Listed entries:
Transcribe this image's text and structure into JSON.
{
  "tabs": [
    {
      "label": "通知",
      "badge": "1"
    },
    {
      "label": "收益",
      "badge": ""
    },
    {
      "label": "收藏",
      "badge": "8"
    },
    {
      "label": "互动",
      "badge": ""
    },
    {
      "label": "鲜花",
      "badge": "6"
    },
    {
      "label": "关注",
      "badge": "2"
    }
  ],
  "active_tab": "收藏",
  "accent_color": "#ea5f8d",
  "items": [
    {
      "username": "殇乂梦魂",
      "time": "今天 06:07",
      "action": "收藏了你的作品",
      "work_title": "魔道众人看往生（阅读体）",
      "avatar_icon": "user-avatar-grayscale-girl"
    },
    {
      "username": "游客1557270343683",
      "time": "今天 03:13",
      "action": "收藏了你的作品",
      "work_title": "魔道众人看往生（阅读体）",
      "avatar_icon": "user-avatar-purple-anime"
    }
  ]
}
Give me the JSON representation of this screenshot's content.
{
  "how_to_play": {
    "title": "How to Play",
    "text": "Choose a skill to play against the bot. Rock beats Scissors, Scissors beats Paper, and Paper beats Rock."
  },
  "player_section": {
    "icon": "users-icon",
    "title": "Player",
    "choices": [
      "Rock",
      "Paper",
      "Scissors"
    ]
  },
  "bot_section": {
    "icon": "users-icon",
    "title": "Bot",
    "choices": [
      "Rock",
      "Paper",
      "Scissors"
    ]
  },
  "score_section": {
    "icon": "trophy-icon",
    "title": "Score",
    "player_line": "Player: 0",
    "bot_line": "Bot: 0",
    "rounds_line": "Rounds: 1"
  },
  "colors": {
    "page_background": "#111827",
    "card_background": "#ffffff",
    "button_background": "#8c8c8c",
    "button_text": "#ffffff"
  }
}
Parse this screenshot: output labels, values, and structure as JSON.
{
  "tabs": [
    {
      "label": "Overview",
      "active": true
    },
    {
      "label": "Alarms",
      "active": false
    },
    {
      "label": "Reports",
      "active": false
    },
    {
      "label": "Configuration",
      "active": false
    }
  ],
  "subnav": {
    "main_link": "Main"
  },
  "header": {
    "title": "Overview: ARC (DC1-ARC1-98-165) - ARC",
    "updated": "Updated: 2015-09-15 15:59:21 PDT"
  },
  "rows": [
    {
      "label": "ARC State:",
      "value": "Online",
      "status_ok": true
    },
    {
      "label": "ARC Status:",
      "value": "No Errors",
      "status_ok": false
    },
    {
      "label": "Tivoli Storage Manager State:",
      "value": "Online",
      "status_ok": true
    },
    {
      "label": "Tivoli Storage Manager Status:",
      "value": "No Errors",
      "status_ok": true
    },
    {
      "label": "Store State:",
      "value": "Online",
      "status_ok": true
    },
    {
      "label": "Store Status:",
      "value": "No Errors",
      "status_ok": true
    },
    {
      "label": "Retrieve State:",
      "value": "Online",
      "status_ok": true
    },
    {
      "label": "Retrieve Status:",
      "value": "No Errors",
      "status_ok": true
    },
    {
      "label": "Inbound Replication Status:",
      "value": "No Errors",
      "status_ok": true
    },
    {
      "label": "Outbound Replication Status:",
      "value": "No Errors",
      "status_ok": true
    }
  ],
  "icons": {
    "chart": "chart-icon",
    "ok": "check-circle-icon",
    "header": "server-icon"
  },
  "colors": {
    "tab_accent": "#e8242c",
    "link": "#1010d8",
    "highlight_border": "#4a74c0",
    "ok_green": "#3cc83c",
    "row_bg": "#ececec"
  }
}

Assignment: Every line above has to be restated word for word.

Response area:
Transcribe this image's text and structure into JSON.
{
  "tabs": [
    {
      "label": "通知",
      "badge": "1"
    },
    {
      "label": "收益",
      "badge": ""
    },
    {
      "label": "收藏",
      "badge": "8"
    },
    {
      "label": "互动",
      "badge": ""
    },
    {
      "label": "鲜花",
      "badge": "6"
    },
    {
      "label": "关注",
      "badge": "2"
    }
  ],
  "active_tab": "收藏",
  "accent_color": "#ea5f8d",
  "items": [
    {
      "username": "殇乂梦魂",
      "time": "今天 06:07",
      "action": "收藏了你的作品",
      "work_title": "魔道众人看往生（阅读体）",
      "avatar_icon": "user-avatar-grayscale-girl"
    },
    {
      "username": "游客1557270343683",
      "time": "今天 03:13",
      "action": "收藏了你的作品",
      "work_title": "魔道众人看往生（阅读体）",
      "avatar_icon": "user-avatar-purple-anime"
    }
  ]
}
Give me the JSON representation of this screenshot's content.
{
  "how_to_play": {
    "title": "How to Play",
    "text": "Choose a skill to play against the bot. Rock beats Scissors, Scissors beats Paper, and Paper beats Rock."
  },
  "player_section": {
    "icon": "users-icon",
    "title": "Player",
    "choices": [
      "Rock",
      "Paper",
      "Scissors"
    ]
  },
  "bot_section": {
    "icon": "users-icon",
    "title": "Bot",
    "choices": [
      "Rock",
      "Paper",
      "Scissors"
    ]
  },
  "score_section": {
    "icon": "trophy-icon",
    "title": "Score",
    "player_line": "Player: 0",
    "bot_line": "Bot: 0",
    "rounds_line": "Rounds: 1"
  },
  "colors": {
    "page_background": "#111827",
    "card_background": "#ffffff",
    "button_background": "#8c8c8c",
    "button_text": "#ffffff"
  }
}
Parse this screenshot: output labels, values, and structure as JSON.
{
  "tabs": [
    {
      "label": "Overview",
      "active": true
    },
    {
      "label": "Alarms",
      "active": false
    },
    {
      "label": "Reports",
      "active": false
    },
    {
      "label": "Configuration",
      "active": false
    }
  ],
  "subnav": {
    "main_link": "Main"
  },
  "header": {
    "title": "Overview: ARC (DC1-ARC1-98-165) - ARC",
    "updated": "Updated: 2015-09-15 15:59:21 PDT"
  },
  "rows": [
    {
      "label": "ARC State:",
      "value": "Online",
      "status_ok": true
    },
    {
      "label": "ARC Status:",
      "value": "No Errors",
      "status_ok": false
    },
    {
      "label": "Tivoli Storage Manager State:",
      "value": "Online",
      "status_ok": true
    },
    {
      "label": "Tivoli Storage Manager Status:",
      "value": "No Errors",
      "status_ok": true
    },
    {
      "label": "Store State:",
      "value": "Online",
      "status_ok": true
    },
    {
      "label": "Store Status:",
      "value": "No Errors",
      "status_ok": true
    },
    {
      "label": "Retrieve State:",
      "value": "Online",
      "status_ok": true
    },
    {
      "label": "Retrieve Status:",
      "value": "No Errors",
      "status_ok": true
    },
    {
      "label": "Inbound Replication Status:",
      "value": "No Errors",
      "status_ok": true
    },
    {
      "label": "Outbound Replication Status:",
      "value": "No Errors",
      "status_ok": true
    }
  ],
  "icons": {
    "chart": "chart-icon",
    "ok": "check-circle-icon",
    "header": "server-icon"
  },
  "colors": {
    "tab_accent": "#e8242c",
    "link": "#1010d8",
    "highlight_border": "#4a74c0",
    "ok_green": "#3cc83c",
    "row_bg": "#ececec"
  }
}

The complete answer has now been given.